The effects of the number of small planar targets on the calibration accuracy are investigated under the condition that the FPT area and the number of feature point are the same. The following comparative experiment ensures that the FPT area is the same as that in Sec. 5.1 experiment: $48\times 48$, $60\times 60$, $72\times 72$, $84\times 84$, $96\times 96$, $108\times 108$, and $120\times 120$. The number of feature points in each small planar target is $4\times 4$. The number of small planar targets is increased to 16, which means that the use of 16 optical fiber positioners in the same area.

Figure 10 displays a ratio comparison to satisfy the backprojection error of $<40\text{\hspace{0.17em}\hspace{0.17em}}\mu \mathrm{m}$ when the number of small planar targets is 9 and 16. When the number of small planar target increases to 16, the calibration accuracy slightly decreases. This result can be attributed to that when the number of small planar target increases, the parameters to be optimized also increase correspondingly. The difficulty in optimization also increases.

## 5.3.

### Analysis on the Effects of the Number of Points in Each Small Planar Target on Calibration Accuracy

The area of the FPT and the number of small planar targets are the same circumstances, the influence of the number of feature points in each small planar target on the calibration accuracy is investigated. In comparison with the experiment in Sec. 5.1, the number of feature points in each small planar target is changed to $6\times 6$, which means that each fiber positioner was subjected to 36 relative movements. The number of small planar targets is still 9, and the FPT areas are $60\times 60$, $72\times 72$, $84\times 84$, $96\times 96$, $108\times 108$, and $120\times 120$.

Figure 11 provides a comparison of the experiments in Secs. 5.1 and 5.3. The number of feature points in each small planar target increases to 36, and the calibration accuracy is improved.
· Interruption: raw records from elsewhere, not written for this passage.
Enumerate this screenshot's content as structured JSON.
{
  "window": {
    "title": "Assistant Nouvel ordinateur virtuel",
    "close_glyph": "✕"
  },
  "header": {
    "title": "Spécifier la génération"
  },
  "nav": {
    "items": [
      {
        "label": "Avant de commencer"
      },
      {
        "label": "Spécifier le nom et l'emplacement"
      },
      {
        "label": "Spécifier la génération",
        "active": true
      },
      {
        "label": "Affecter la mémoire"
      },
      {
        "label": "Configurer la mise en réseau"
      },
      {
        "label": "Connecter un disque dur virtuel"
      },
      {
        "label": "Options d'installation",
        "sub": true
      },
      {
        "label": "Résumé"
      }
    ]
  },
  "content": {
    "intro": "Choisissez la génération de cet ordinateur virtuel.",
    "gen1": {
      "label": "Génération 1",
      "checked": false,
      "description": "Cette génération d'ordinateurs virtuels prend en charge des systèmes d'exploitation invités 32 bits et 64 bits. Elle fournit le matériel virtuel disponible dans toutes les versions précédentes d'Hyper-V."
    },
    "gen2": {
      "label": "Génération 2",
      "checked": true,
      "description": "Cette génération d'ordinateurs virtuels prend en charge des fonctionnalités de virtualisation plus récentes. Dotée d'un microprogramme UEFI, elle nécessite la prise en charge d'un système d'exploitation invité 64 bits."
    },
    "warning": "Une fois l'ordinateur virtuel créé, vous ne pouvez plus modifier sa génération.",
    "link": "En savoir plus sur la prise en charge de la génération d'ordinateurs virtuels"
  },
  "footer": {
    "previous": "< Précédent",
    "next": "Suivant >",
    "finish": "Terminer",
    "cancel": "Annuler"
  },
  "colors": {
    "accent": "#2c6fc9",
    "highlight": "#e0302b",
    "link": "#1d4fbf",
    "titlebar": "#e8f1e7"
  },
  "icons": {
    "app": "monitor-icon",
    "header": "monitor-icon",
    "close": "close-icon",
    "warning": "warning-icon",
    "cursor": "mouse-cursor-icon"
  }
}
From the above experiment, it can be concluded that the effect of the number of feature points in each small planar target on camera calibration accuracy is more remarkable than that of the number of small planar targets and the FPT area. Thus, the number of feature points in each small planar target is the key consideration when FPT is used to calibrate the focal plane.

## 6.

## Conclusions

This paper presents a focal plane calibration method based on FPT. The use of the characteristic of optical fiber positioner can precisely carry out the relative displacement to avoid the influence of absolute position error, which is caused by the assembly error. This method considers each optical fiber positioner as a small planar target. All small planar targets feature points constitute an FPT. Subsequently, the FPT is used for calibration. The experiments proved the feasibility of using FPT calibration to satisfy the accuracy of $40\text{\hspace{0.17em}\hspace{0.17em}}\mu \mathrm{m}$ in the proportion of $>85\%$. The effects of various factors on accuracy are also explored. Notably, the method used in this paper uses many nonlinear optimization methods during solving, and its operation time is much longer than those of traditional calibration methods. Future study should determine how to further improve the computational efficiency of this method, and the extension of this method into practical application of focal plane calibration still needs further study.